=== DATASET RECORDS ===

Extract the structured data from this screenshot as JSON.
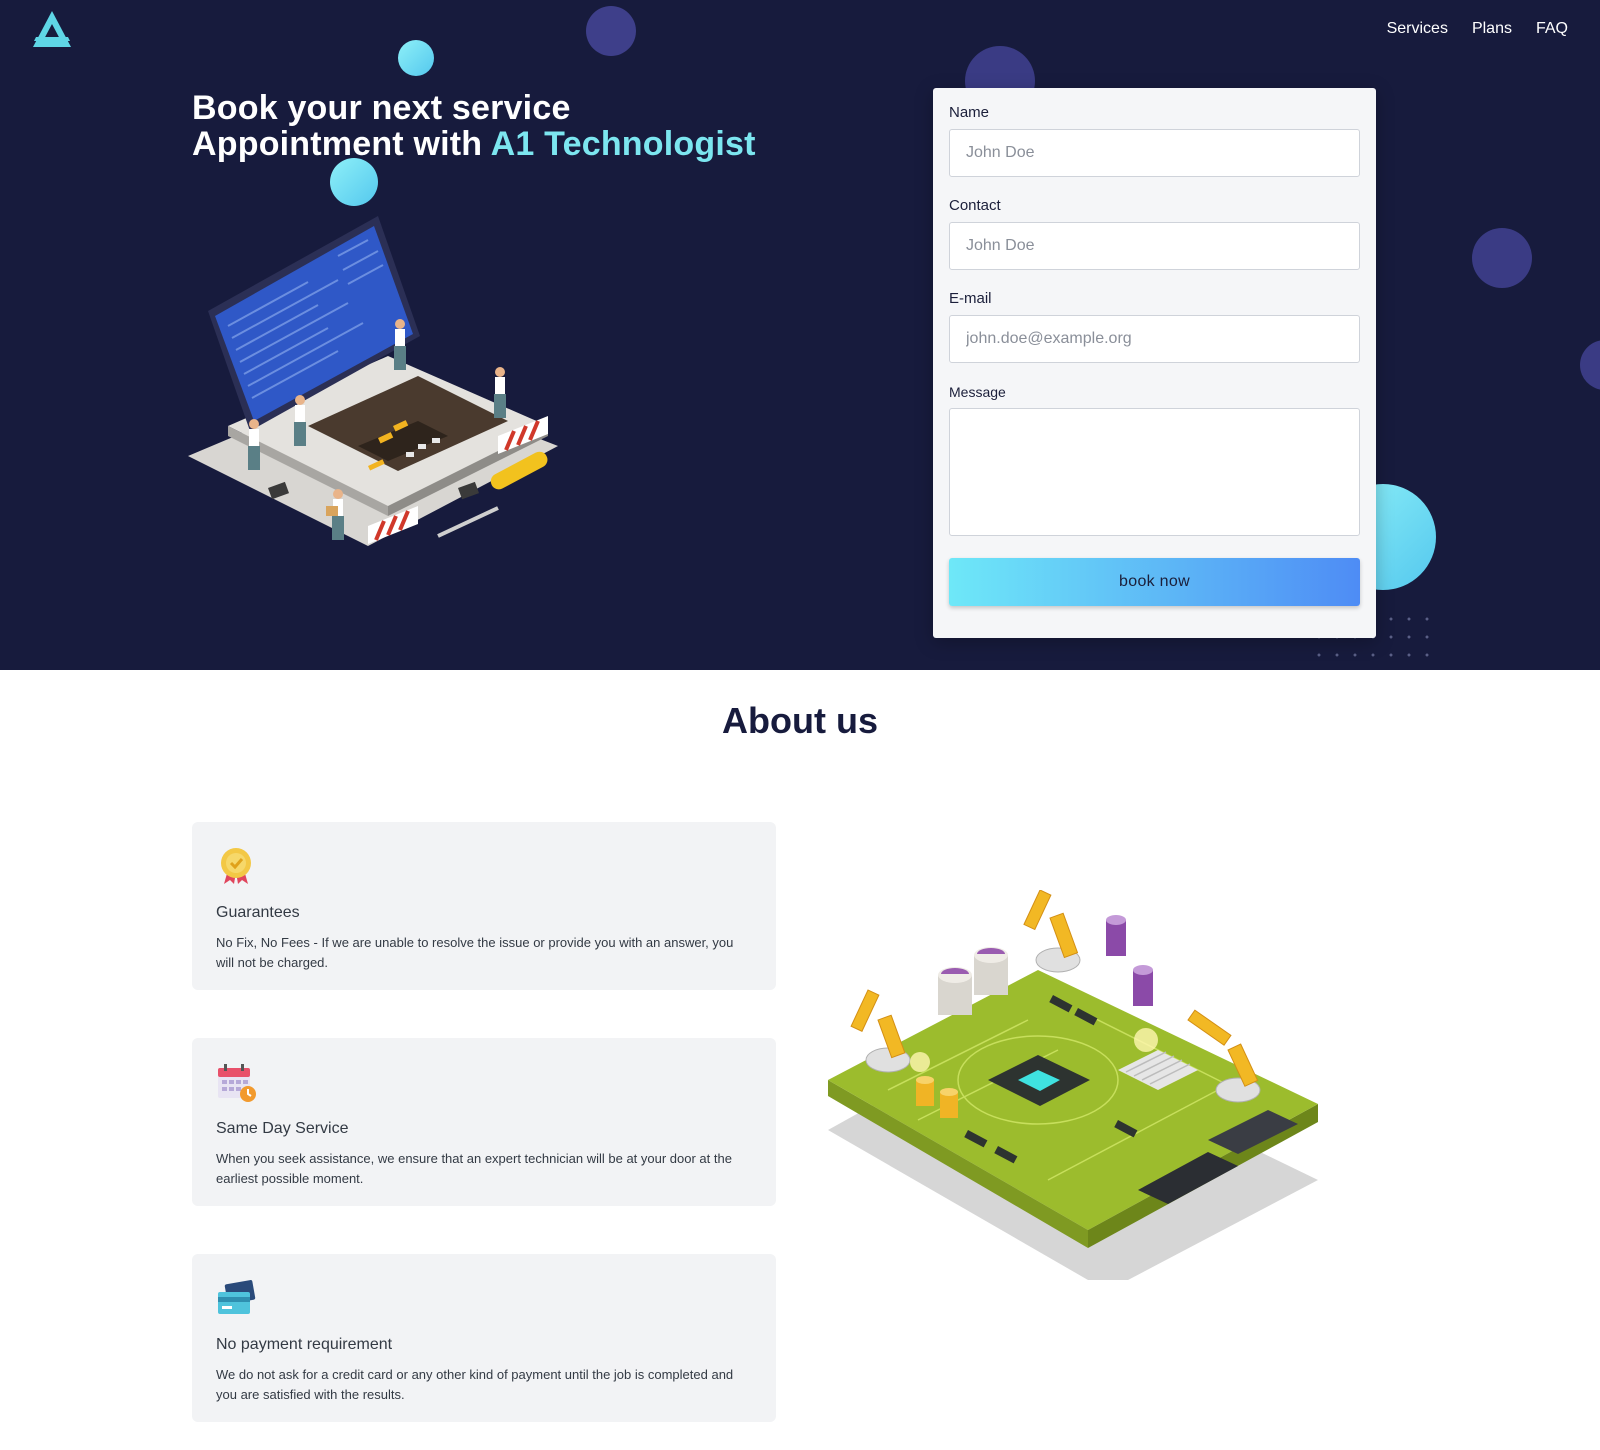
{
  "nav": {
    "logo_icon": "a1-triangle-logo",
    "links": [
      "Services",
      "Plans",
      "FAQ"
    ]
  },
  "hero": {
    "headline_line1": "Book your next service",
    "headline_line2_prefix": "Appointment with ",
    "headline_accent": "A1 Technologist",
    "illustration": "laptop-repair-technicians-illustration"
  },
  "form": {
    "name_label": "Name",
    "name_placeholder": "John Doe",
    "contact_label": "Contact",
    "contact_placeholder": "John Doe",
    "email_label": "E-mail",
    "email_placeholder": "john.doe@example.org",
    "message_label": "Message",
    "message_placeholder": "",
    "submit_label": "book now"
  },
  "about": {
    "title": "About us",
    "cards": [
      {
        "icon": "badge-check-icon",
        "title": "Guarantees",
        "text": "No Fix, No Fees - If we are unable to resolve the issue or provide you with an answer, you will not be charged."
      },
      {
        "icon": "calendar-clock-icon",
        "title": "Same Day Service",
        "text": "When you seek assistance, we ensure that an expert technician will be at your door at the earliest possible moment."
      },
      {
        "icon": "credit-card-icon",
        "title": "No payment requirement",
        "text": "We do not ask for a credit card or any other kind of payment until the job is completed and you are satisfied with the results."
      }
    ],
    "illustration": "circuit-board-robot-arms-illustration"
  },
  "colors": {
    "hero_bg": "#171b3d",
    "accent": "#7ce6f0",
    "button_gradient_start": "#6ee8f8",
    "button_gradient_end": "#4e8cf5",
    "card_bg": "#f2f3f5",
    "bubble_purple": "#3d3f86"
  }
}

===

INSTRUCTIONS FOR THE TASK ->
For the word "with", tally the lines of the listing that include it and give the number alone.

RESPONSE AREA ->
3